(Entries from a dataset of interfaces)
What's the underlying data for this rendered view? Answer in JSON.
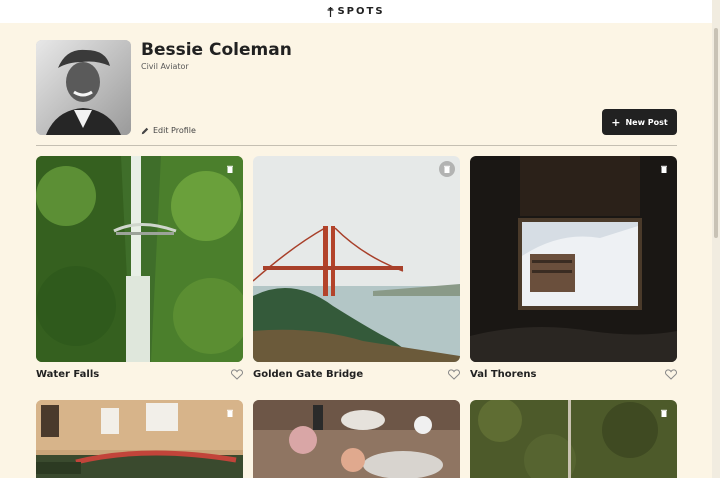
{
  "header": {
    "logo_text": "SPOTS"
  },
  "profile": {
    "name": "Bessie Coleman",
    "description": "Civil Aviator",
    "edit_label": "Edit Profile",
    "new_post_label": "New Post"
  },
  "cards": [
    {
      "title": "Water Falls",
      "liked": false
    },
    {
      "title": "Golden Gate Bridge",
      "liked": false
    },
    {
      "title": "Val Thorens",
      "liked": false
    },
    {
      "title": "",
      "liked": false
    },
    {
      "title": "",
      "liked": false
    },
    {
      "title": "",
      "liked": false
    }
  ],
  "colors": {
    "background": "#fcf5e5",
    "text": "#212121",
    "button": "#212121"
  }
}
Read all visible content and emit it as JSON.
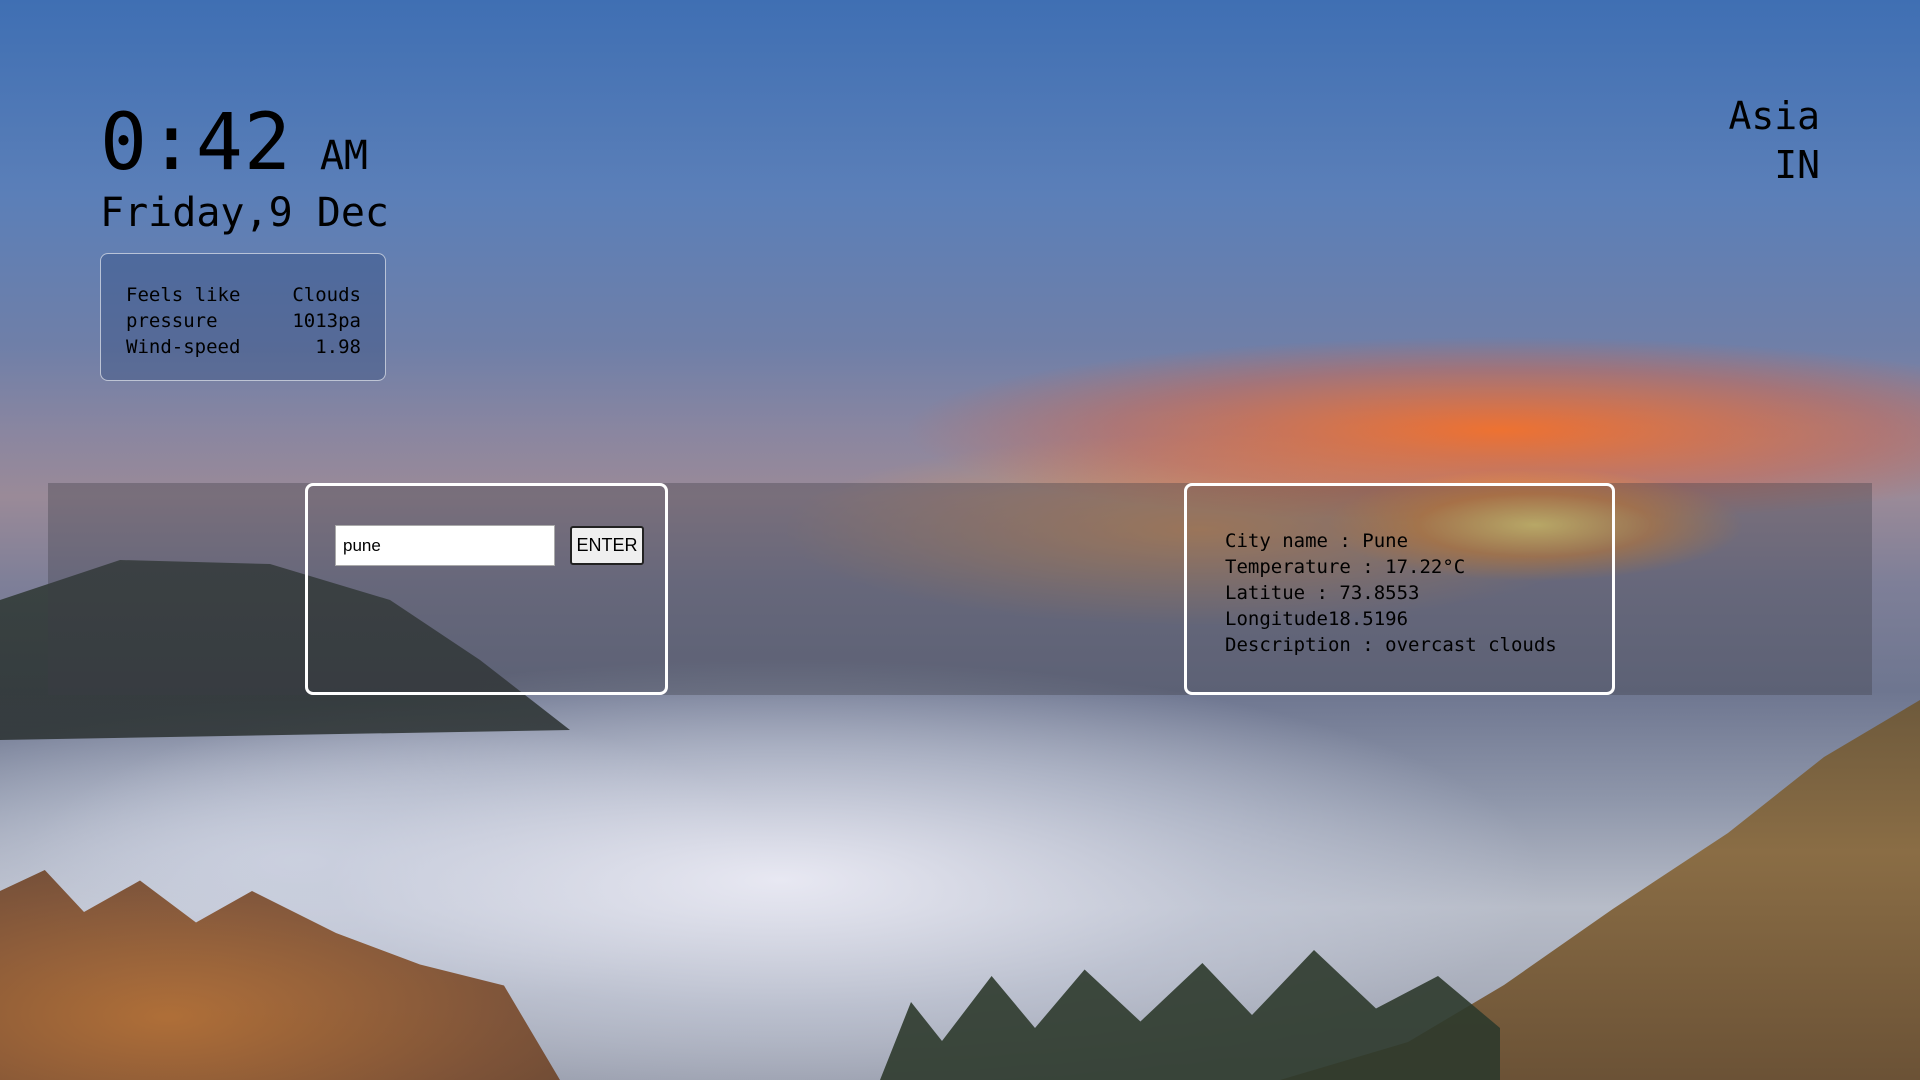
{
  "clock": {
    "time": "0:42",
    "ampm": "AM",
    "date": "Friday,9 Dec"
  },
  "region": {
    "continent": "Asia",
    "country": "IN"
  },
  "summary": {
    "rows": [
      {
        "label": "Feels like",
        "value": "Clouds"
      },
      {
        "label": "pressure",
        "value": "1013pa"
      },
      {
        "label": "Wind-speed",
        "value": "1.98"
      }
    ]
  },
  "search": {
    "value": "pune",
    "button_label": "ENTER"
  },
  "result": {
    "lines": [
      "City name : Pune",
      "Temperature : 17.22°C",
      "Latitue : 73.8553",
      "Longitude18.5196",
      "Description : overcast clouds"
    ]
  }
}
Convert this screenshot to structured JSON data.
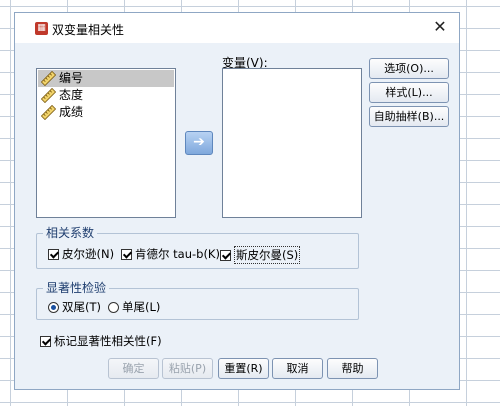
{
  "dialog": {
    "title": "双变量相关性",
    "close_glyph": "✕"
  },
  "source_vars": [
    {
      "label": "编号",
      "selected": true
    },
    {
      "label": "态度",
      "selected": false
    },
    {
      "label": "成绩",
      "selected": false
    }
  ],
  "move_glyph": "➔",
  "target": {
    "label": "变量(V):"
  },
  "side_buttons": {
    "options": "选项(O)...",
    "style": "样式(L)...",
    "bootstrap": "自助抽样(B)..."
  },
  "correlation": {
    "legend": "相关系数",
    "pearson": "皮尔逊(N)",
    "kendall": "肯德尔 tau-b(K)",
    "spearman": "斯皮尔曼(S)"
  },
  "significance": {
    "legend": "显著性检验",
    "two_tailed": "双尾(T)",
    "one_tailed": "单尾(L)"
  },
  "flag": {
    "label": "标记显著性相关性(F)"
  },
  "bottom_buttons": {
    "ok": "确定",
    "paste": "粘贴(P)",
    "reset": "重置(R)",
    "cancel": "取消",
    "help": "帮助"
  }
}
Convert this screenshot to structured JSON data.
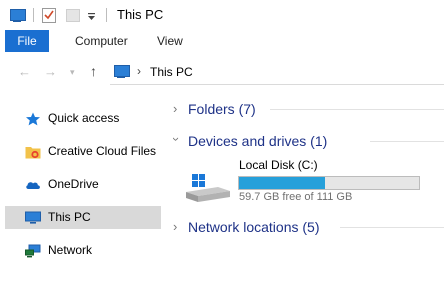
{
  "window": {
    "title": "This PC"
  },
  "ribbon": {
    "tabs": [
      "File",
      "Computer",
      "View"
    ]
  },
  "address_bar": {
    "location": "This PC"
  },
  "sidebar": {
    "items": [
      {
        "label": "Quick access",
        "icon": "star-icon"
      },
      {
        "label": "Creative Cloud Files",
        "icon": "creative-cloud-folder-icon"
      },
      {
        "label": "OneDrive",
        "icon": "cloud-icon"
      },
      {
        "label": "This PC",
        "icon": "computer-icon",
        "selected": true
      },
      {
        "label": "Network",
        "icon": "network-icon"
      }
    ]
  },
  "content": {
    "groups": [
      {
        "label": "Folders (7)",
        "expanded": false
      },
      {
        "label": "Devices and drives (1)",
        "expanded": true
      },
      {
        "label": "Network locations (5)",
        "expanded": false
      }
    ],
    "drive": {
      "name": "Local Disk (C:)",
      "free_text": "59.7 GB free of 111 GB",
      "used_fraction": 0.48
    }
  },
  "colors": {
    "accent": "#1a6fd1",
    "group_label": "#1e3287",
    "usage_bar": "#26a0da",
    "selection": "#d9d9d9"
  }
}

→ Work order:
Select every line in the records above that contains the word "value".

→ Answer for this exercise:
        "value": "Clouds"
        "value": "1013pa"
        "value": "1.98"
    "value": "pune",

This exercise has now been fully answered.